However, it is from the abundance of corals, corallines, and curious marine plants, in which the algae abound, that the submarine subjects of this nature are of interest to the conchologist; and whatever conchologist has a decided turn for the collection of submarine plants, can gratify such taste, by making proper researches throughout the islands.
In the Guernsey fish market are often very fine specimens of sea weed and marine plants, exhibited for sale. Mr. Weston, of the Esplanade, has a fine collection of corals and corallines. Charles F. Lukis, esq., of Grange Road, Guernsey, has made this department of natural history his particular study; as has also Mr. De Caisne, late president of the mechanic's institution. The latter gentleman is well skilled in the art of preparing shells, and stuffing birds and beasts.
In reference of what has been said respecting the collecting of shells in Herm, it is proper here to observe, that particular caution should be employed in having the shells prepared clean, and fit for preservation, as soon as possible. Many of the native collectors suffer the animal to die in the shell; this practice is attended with two evil consequences: the shell loses its lustre, and is sometimes tainted with a disagreeable smell. Living shells should be plunged into boiling water, for a few seconds; but, in such instances as putrid or dead shells, they should be carefully steeped in a chlorine liquid for half an hour, and then washed in soft water; this simple process will render them sweet, wholesome, and clean.
Ladies, and such conchologists as have no disposition or capacity to form collections of shells that are attended with inconvenience and trouble, can procure considerable quantities without removing out of Guernsey. On the beach of St. Sampson's, Bourdeaux and l'Ancresse bays, several varieties of shells can be obtained, in the course of a morning's promenade. Other collectors who wish to procure shells, both in abundance and variety, have only to frequent the arcade market of Guernsey, which is generally well supplied with local shells of every description, and at prices varying from a halfpenny to threepence per dozen. There are also, in the Pollet, and along the Glatney esplanade, three or four little shops, which have often a quantity of fine shells for sale; but the principle place of vending, is at Mr. Naftel's, in the High Street Arcade; his shop is generally supplied with the very best specimens, and he can execute an order to any extent, with considerable judgment and skill. In his establishment may be purchased some beautiful objects in shell work; such as boxes, baskets of flowers, and animals, executed after nature, and with an extraordinary facility, considering the inflexibility of the materials which enter into their composition and form; and it is much to the honor and character of many ladies of Guernsey, to say, that they are not only learned conchologists, but artistes in shell work, of infinite delicacy and skill.

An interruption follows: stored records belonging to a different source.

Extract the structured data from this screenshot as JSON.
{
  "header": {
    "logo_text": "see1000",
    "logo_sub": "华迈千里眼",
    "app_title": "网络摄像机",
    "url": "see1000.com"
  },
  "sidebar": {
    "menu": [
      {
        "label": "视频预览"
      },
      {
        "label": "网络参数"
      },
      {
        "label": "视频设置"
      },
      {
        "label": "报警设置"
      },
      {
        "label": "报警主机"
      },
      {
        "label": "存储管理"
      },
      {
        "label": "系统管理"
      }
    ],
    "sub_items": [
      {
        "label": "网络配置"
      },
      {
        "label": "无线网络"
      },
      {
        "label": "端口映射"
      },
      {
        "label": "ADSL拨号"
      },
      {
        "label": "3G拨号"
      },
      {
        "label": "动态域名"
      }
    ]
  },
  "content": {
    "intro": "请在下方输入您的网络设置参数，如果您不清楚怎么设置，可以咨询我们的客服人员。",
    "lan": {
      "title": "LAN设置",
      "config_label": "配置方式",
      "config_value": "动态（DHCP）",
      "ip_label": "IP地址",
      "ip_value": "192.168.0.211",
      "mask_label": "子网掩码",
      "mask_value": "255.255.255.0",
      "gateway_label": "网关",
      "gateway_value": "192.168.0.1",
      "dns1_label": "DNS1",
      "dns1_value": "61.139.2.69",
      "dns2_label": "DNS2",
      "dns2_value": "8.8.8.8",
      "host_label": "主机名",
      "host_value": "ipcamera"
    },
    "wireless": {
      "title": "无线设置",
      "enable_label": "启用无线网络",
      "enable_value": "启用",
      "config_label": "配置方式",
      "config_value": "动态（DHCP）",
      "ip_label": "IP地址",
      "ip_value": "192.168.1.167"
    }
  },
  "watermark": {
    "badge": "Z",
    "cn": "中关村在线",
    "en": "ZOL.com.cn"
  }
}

Many of the ladies in question employ the profits derived from this elegant pursuit, in charitable purposes.
In relation to the shells of Jersey, there is not much to be said.